§ Required work
Each line that has the string "false" must be copied from the records below.
*** Records supplied ***
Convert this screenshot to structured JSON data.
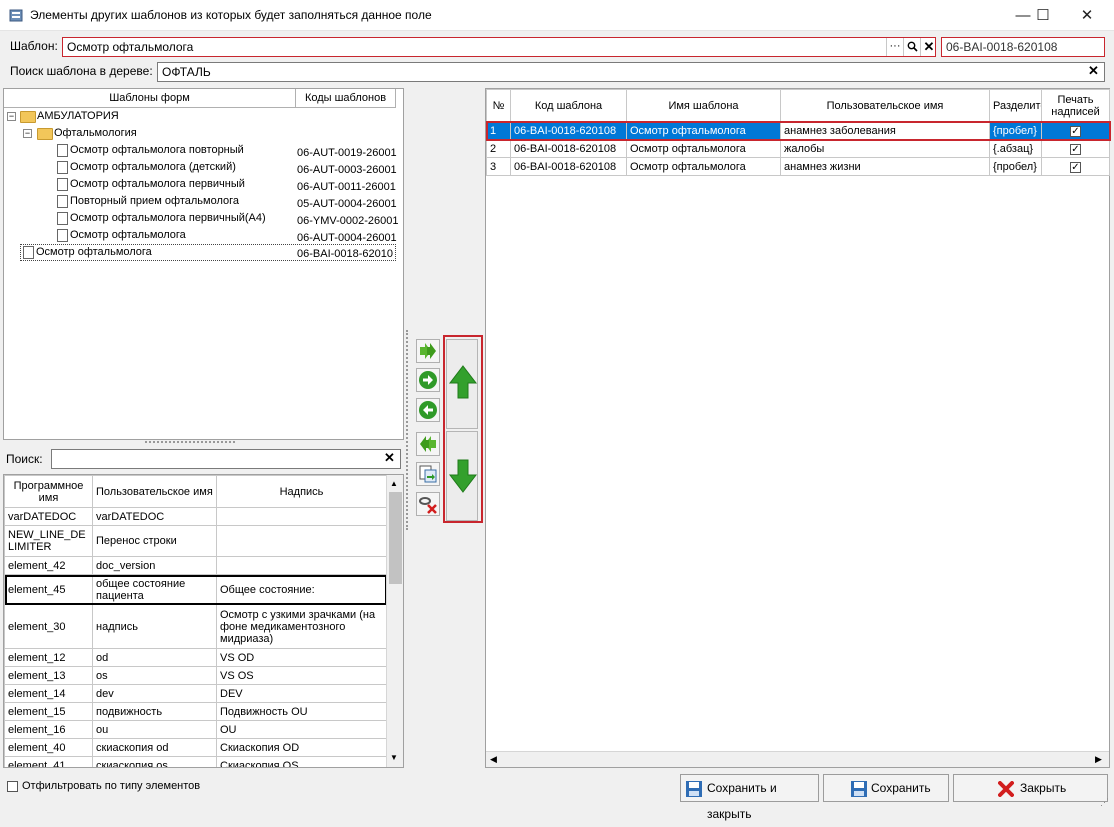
{
  "window": {
    "title": "Элементы других шаблонов из которых будет заполняться данное поле",
    "minimize": "—",
    "maximize": "☐",
    "close": "✕"
  },
  "template": {
    "label": "Шаблон:",
    "value": "Осмотр офтальмолога",
    "code": "06-BAI-0018-620108",
    "dots": "···"
  },
  "tree_search": {
    "label": "Поиск шаблона в дереве:",
    "value": "ОФТАЛЬ"
  },
  "tree": {
    "col_name": "Шаблоны форм",
    "col_code": "Коды шаблонов",
    "root": "АМБУЛАТОРИЯ",
    "folder": "Офтальмология",
    "items": [
      {
        "name": "Осмотр офтальмолога повторный",
        "code": "06-AUT-0019-26001"
      },
      {
        "name": "Осмотр офтальмолога (детский)",
        "code": "06-AUT-0003-26001"
      },
      {
        "name": "Осмотр офтальмолога первичный",
        "code": "06-AUT-0011-26001"
      },
      {
        "name": "Повторный прием офтальмолога",
        "code": "05-AUT-0004-26001"
      },
      {
        "name": "Осмотр офтальмолога первичный(А4)",
        "code": "06-YMV-0002-26001"
      },
      {
        "name": "Осмотр офтальмолога",
        "code": "06-AUT-0004-26001"
      }
    ],
    "selected": {
      "name": "Осмотр офтальмолога",
      "code": "06-BAI-0018-62010"
    }
  },
  "search": {
    "label": "Поиск:",
    "value": ""
  },
  "elements": {
    "headers": [
      "Программное имя",
      "Пользовательское имя",
      "Надпись"
    ],
    "rows": [
      [
        "varDATEDOC",
        "varDATEDOC",
        ""
      ],
      [
        "NEW_LINE_DELIMITER",
        "Перенос строки",
        ""
      ],
      [
        "element_42",
        "doc_version",
        ""
      ],
      [
        "element_45",
        "общее  состояние пациента",
        "Общее состояние:"
      ],
      [
        "element_30",
        "надпись",
        "Осмотр с узкими зрачками (на фоне медикаментозного мидриаза)"
      ],
      [
        "element_12",
        "od",
        "VS OD"
      ],
      [
        "element_13",
        "os",
        "VS OS"
      ],
      [
        "element_14",
        "dev",
        "DEV"
      ],
      [
        "element_15",
        "подвижность",
        "Подвижность OU"
      ],
      [
        "element_16",
        "ou",
        "OU"
      ],
      [
        "element_40",
        "скиаскопия od",
        "Скиаскопия OD"
      ],
      [
        "element_41",
        "скиаскопия os",
        "Скиаскопия OS"
      ]
    ]
  },
  "filter": {
    "label": "Отфильтровать по типу элементов"
  },
  "selected_table": {
    "headers": [
      "№",
      "Код шаблона",
      "Имя шаблона",
      "Пользовательское имя",
      "Разделитель",
      "Печать надписей"
    ],
    "rows": [
      [
        "1",
        "06-BAI-0018-620108",
        "Осмотр офтальмолога",
        "анамнез заболевания",
        "{пробел}"
      ],
      [
        "2",
        "06-BAI-0018-620108",
        "Осмотр офтальмолога",
        "жалобы",
        "{.абзац}"
      ],
      [
        "3",
        "06-BAI-0018-620108",
        "Осмотр офтальмолога",
        "анамнез жизни",
        "{пробел}"
      ]
    ]
  },
  "buttons": {
    "save_close": "Сохранить и закрыть",
    "save": "Сохранить",
    "close": "Закрыть"
  },
  "colors": {
    "selection": "#0078d7",
    "accent_red": "#c8262e",
    "arrow_green": "#3fae29"
  }
}
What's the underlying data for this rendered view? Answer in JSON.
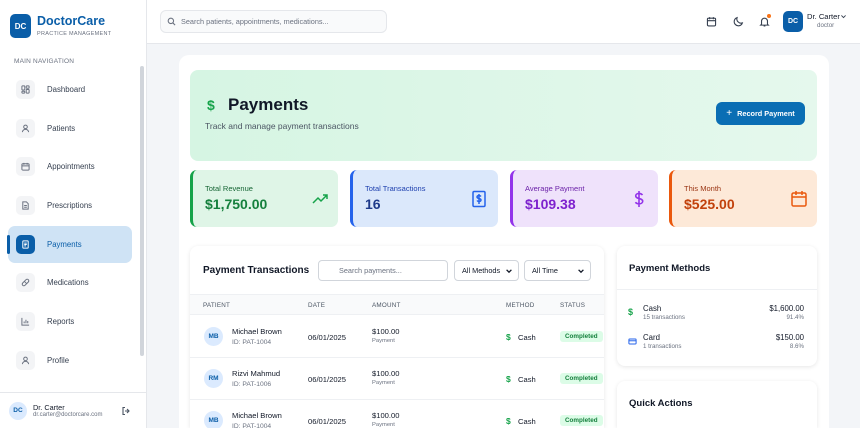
{
  "brand": {
    "badge": "DC",
    "name": "DoctorCare",
    "tagline": "PRACTICE MANAGEMENT"
  },
  "sidebar": {
    "section_label": "MAIN NAVIGATION",
    "items": [
      {
        "label": "Dashboard",
        "icon": "dashboard-icon"
      },
      {
        "label": "Patients",
        "icon": "user-icon"
      },
      {
        "label": "Appointments",
        "icon": "calendar-icon"
      },
      {
        "label": "Prescriptions",
        "icon": "document-icon"
      },
      {
        "label": "Payments",
        "icon": "receipt-icon",
        "active": true
      },
      {
        "label": "Medications",
        "icon": "pill-icon"
      },
      {
        "label": "Reports",
        "icon": "chart-icon"
      },
      {
        "label": "Profile",
        "icon": "user-icon"
      }
    ],
    "user": {
      "initials": "DC",
      "name": "Dr. Carter",
      "email": "dr.carter@doctorcare.com"
    }
  },
  "topbar": {
    "search_placeholder": "Search patients, appointments, medications...",
    "user_initials": "DC",
    "user_name": "Dr. Carter",
    "user_role": "doctor"
  },
  "hero": {
    "icon": "$",
    "title": "Payments",
    "subtitle": "Track and manage payment transactions",
    "record_label": "Record Payment"
  },
  "stats": [
    {
      "label": "Total Revenue",
      "value": "$1,750.00"
    },
    {
      "label": "Total Transactions",
      "value": "16"
    },
    {
      "label": "Average Payment",
      "value": "$109.38"
    },
    {
      "label": "This Month",
      "value": "$525.00"
    }
  ],
  "transactions": {
    "title": "Payment Transactions",
    "search_placeholder": "Search payments...",
    "method_filter": "All Methods",
    "time_filter": "All Time",
    "columns": [
      "PATIENT",
      "DATE",
      "AMOUNT",
      "METHOD",
      "STATUS"
    ],
    "rows": [
      {
        "initials": "MB",
        "name": "Michael Brown",
        "id": "ID: PAT-1004",
        "date": "06/01/2025",
        "amount": "$100.00",
        "amount_label": "Payment",
        "method": "Cash",
        "status": "Completed"
      },
      {
        "initials": "RM",
        "name": "Rizvi Mahmud",
        "id": "ID: PAT-1006",
        "date": "06/01/2025",
        "amount": "$100.00",
        "amount_label": "Payment",
        "method": "Cash",
        "status": "Completed"
      },
      {
        "initials": "MB",
        "name": "Michael Brown",
        "id": "ID: PAT-1004",
        "date": "06/01/2025",
        "amount": "$100.00",
        "amount_label": "Payment",
        "method": "Cash",
        "status": "Completed"
      }
    ]
  },
  "payment_methods": {
    "title": "Payment Methods",
    "items": [
      {
        "name": "Cash",
        "count": "15 transactions",
        "amount": "$1,600.00",
        "percent": "91.4%"
      },
      {
        "name": "Card",
        "count": "1 transactions",
        "amount": "$150.00",
        "percent": "8.6%"
      }
    ]
  },
  "quick_actions": {
    "title": "Quick Actions"
  },
  "colors": {
    "primary": "#0a5ea8",
    "success": "#16a34a",
    "info": "#2563eb",
    "purple": "#9333ea",
    "orange": "#ea580c"
  }
}
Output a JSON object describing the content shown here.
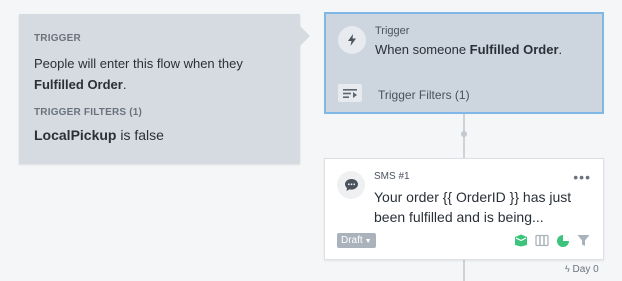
{
  "tooltip": {
    "trigger_label": "TRIGGER",
    "trigger_text_pre": "People will enter this flow when they ",
    "trigger_text_bold": "Fulfilled Order",
    "trigger_text_post": ".",
    "filters_label": "TRIGGER FILTERS (1)",
    "filter_bold": "LocalPickup",
    "filter_rest": " is false"
  },
  "trigger_node": {
    "title": "Trigger",
    "desc_pre": "When someone ",
    "desc_bold": "Fulfilled Order",
    "desc_post": ".",
    "filters_label": "Trigger Filters (1)",
    "icons": {
      "main": "lightning-icon",
      "filters": "filter-list-icon"
    }
  },
  "sms_node": {
    "title": "SMS #1",
    "more": "•••",
    "body": "Your order {{ OrderID }} has just been fulfilled and is being...",
    "status": "Draft",
    "icons": [
      "sms-content-icon",
      "smart-sending-icon",
      "pie-chart-icon",
      "filter-icon"
    ]
  },
  "timeline": {
    "day_label": "Day 0"
  },
  "colors": {
    "accent_border": "#7fb7e6",
    "status_green": "#3cc47c",
    "draft_bg": "#aab3bc"
  }
}
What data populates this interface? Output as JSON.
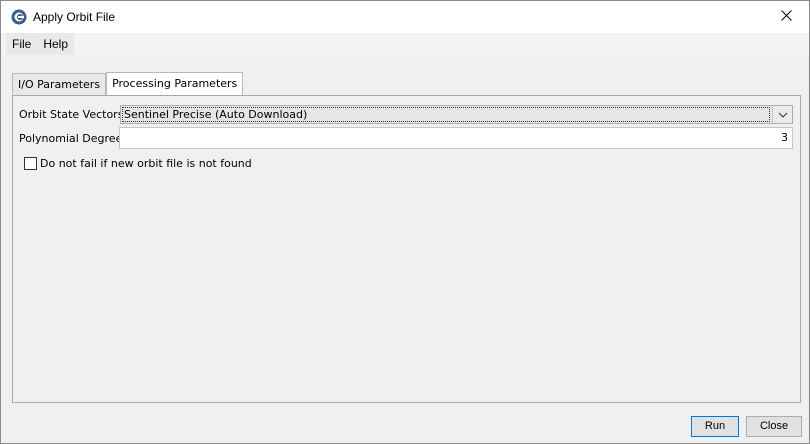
{
  "window": {
    "title": "Apply Orbit File",
    "app_icon": "esa-snap-icon",
    "close_icon": "close-icon"
  },
  "menubar": {
    "items": [
      "File",
      "Help"
    ]
  },
  "tabs": [
    {
      "label": "I/O Parameters",
      "active": false
    },
    {
      "label": "Processing Parameters",
      "active": true
    }
  ],
  "form": {
    "orbit_label": "Orbit State Vectors:",
    "orbit_value": "Sentinel Precise (Auto Download)",
    "poly_label": "Polynomial Degree:",
    "poly_value": "3",
    "checkbox_label": "Do not fail if new orbit file is not found",
    "checkbox_checked": false
  },
  "buttons": {
    "run": "Run",
    "close": "Close"
  },
  "colors": {
    "default_button_border": "#0078d7",
    "window_bg": "#f0f0f0"
  }
}
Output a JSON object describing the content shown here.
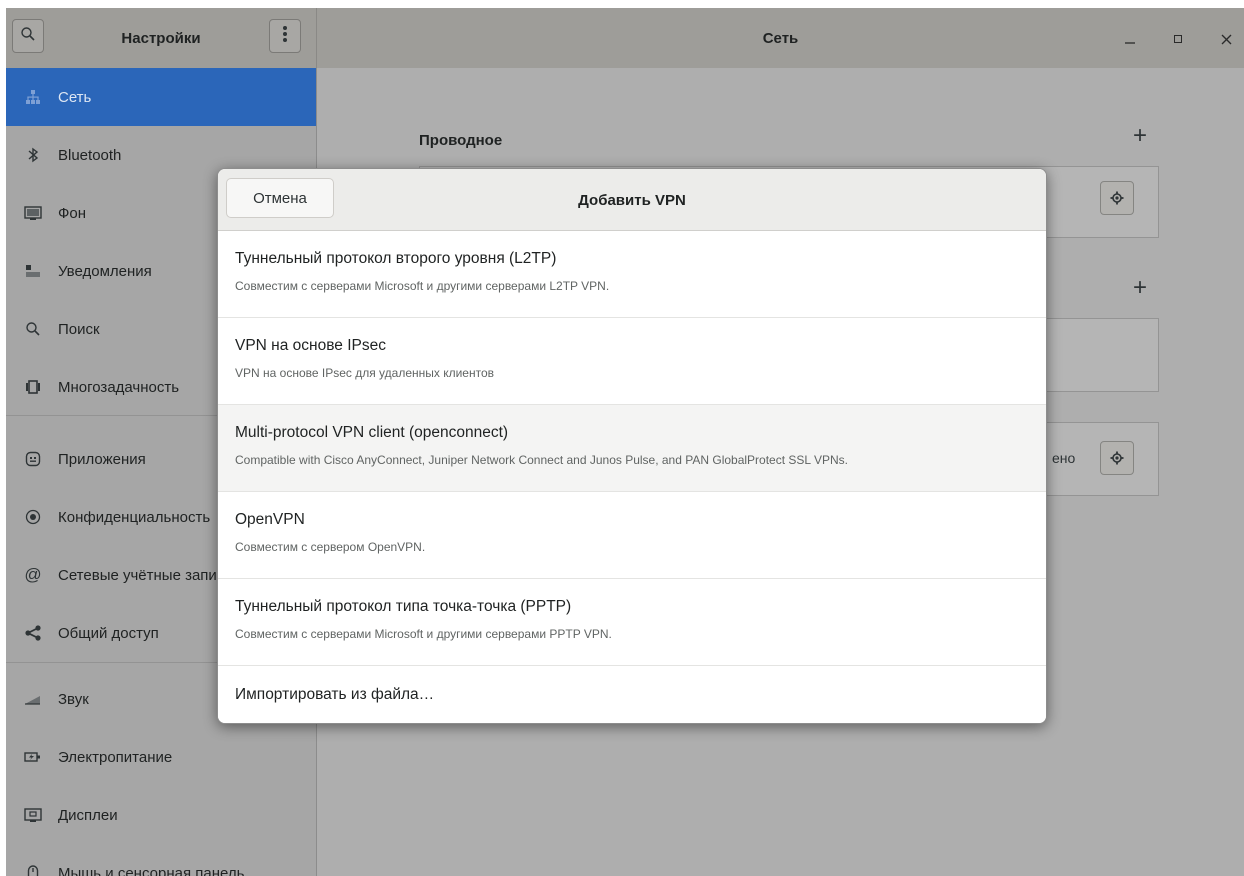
{
  "window": {
    "sidebar_title": "Настройки",
    "page_title": "Сеть"
  },
  "sidebar": {
    "items": [
      {
        "label": "Сеть",
        "icon": "network-icon"
      },
      {
        "label": "Bluetooth",
        "icon": "bluetooth-icon"
      },
      {
        "label": "Фон",
        "icon": "background-icon"
      },
      {
        "label": "Уведомления",
        "icon": "notifications-icon"
      },
      {
        "label": "Поиск",
        "icon": "search-icon"
      },
      {
        "label": "Многозадачность",
        "icon": "multitasking-icon"
      },
      {
        "label": "Приложения",
        "icon": "apps-icon"
      },
      {
        "label": "Конфиденциальность",
        "icon": "privacy-icon"
      },
      {
        "label": "Сетевые учётные записи",
        "icon": "online-accounts-icon"
      },
      {
        "label": "Общий доступ",
        "icon": "sharing-icon"
      },
      {
        "label": "Звук",
        "icon": "sound-icon"
      },
      {
        "label": "Электропитание",
        "icon": "power-icon"
      },
      {
        "label": "Дисплеи",
        "icon": "displays-icon"
      },
      {
        "label": "Мышь и сенсорная панель",
        "icon": "mouse-icon"
      }
    ]
  },
  "main": {
    "wired_title": "Проводное",
    "vpn_status_fragment": "ено"
  },
  "dialog": {
    "cancel_label": "Отмена",
    "title": "Добавить VPN",
    "options": [
      {
        "title": "Туннельный протокол второго уровня (L2TP)",
        "subtitle": "Совместим с серверами Microsoft и другими серверами L2TP VPN."
      },
      {
        "title": "VPN на основе IPsec",
        "subtitle": "VPN на основе IPsec для удаленных клиентов"
      },
      {
        "title": "Multi-protocol VPN client (openconnect)",
        "subtitle": "Compatible with Cisco AnyConnect, Juniper Network Connect and Junos Pulse, and PAN GlobalProtect SSL VPNs."
      },
      {
        "title": "OpenVPN",
        "subtitle": "Совместим с сервером OpenVPN."
      },
      {
        "title": "Туннельный протокол типа точка-точка (PPTP)",
        "subtitle": "Совместим с серверами Microsoft и другими серверами PPTP VPN."
      }
    ],
    "import_label": "Импортировать из файла…"
  },
  "colors": {
    "accent": "#2b66b9",
    "overlay_bg": "#aeaeae",
    "dialog_bg": "#ffffff"
  }
}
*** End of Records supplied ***
§ Your response
    "filter_rest": " is false"
      "active": false
    "checkbox_checked": false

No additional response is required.